= To do =
Search the data for the word "value" and copy out every line that has it.

[Component data from apps and pages]

· · · · · · ·

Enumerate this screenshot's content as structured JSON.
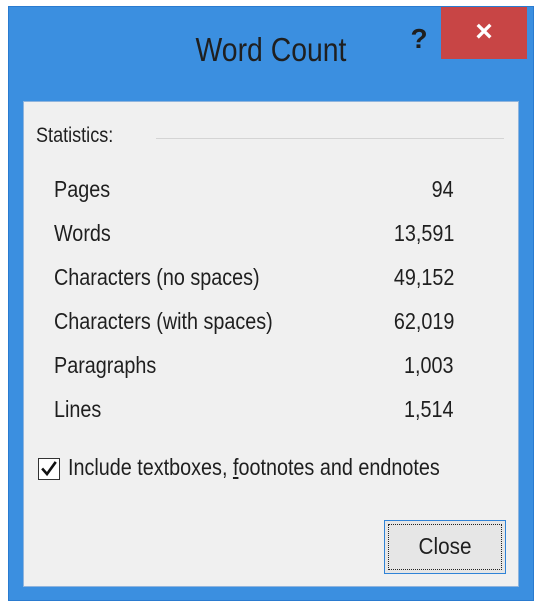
{
  "window": {
    "title": "Word Count",
    "help_label": "?",
    "close_label": "×"
  },
  "statistics": {
    "group_label": "Statistics:",
    "rows": [
      {
        "label": "Pages",
        "value": "94"
      },
      {
        "label": "Words",
        "value": "13,591"
      },
      {
        "label": "Characters (no spaces)",
        "value": "49,152"
      },
      {
        "label": "Characters (with spaces)",
        "value": "62,019"
      },
      {
        "label": "Paragraphs",
        "value": "1,003"
      },
      {
        "label": "Lines",
        "value": "1,514"
      }
    ]
  },
  "options": {
    "include_label_pre": "Include textboxes, ",
    "include_label_accel": "f",
    "include_label_post": "ootnotes and endnotes",
    "include_checked": true
  },
  "buttons": {
    "close_label": "Close"
  },
  "colors": {
    "frame": "#3b8fe0",
    "close_red": "#c84545",
    "client_bg": "#f0f0f0"
  }
}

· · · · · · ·

= Solved problem =
        "value": "94"
        "value": "13,591"
        "value": "49,152"
        "value": "62,019"
        "value": "1,003"
        "value": "1,514"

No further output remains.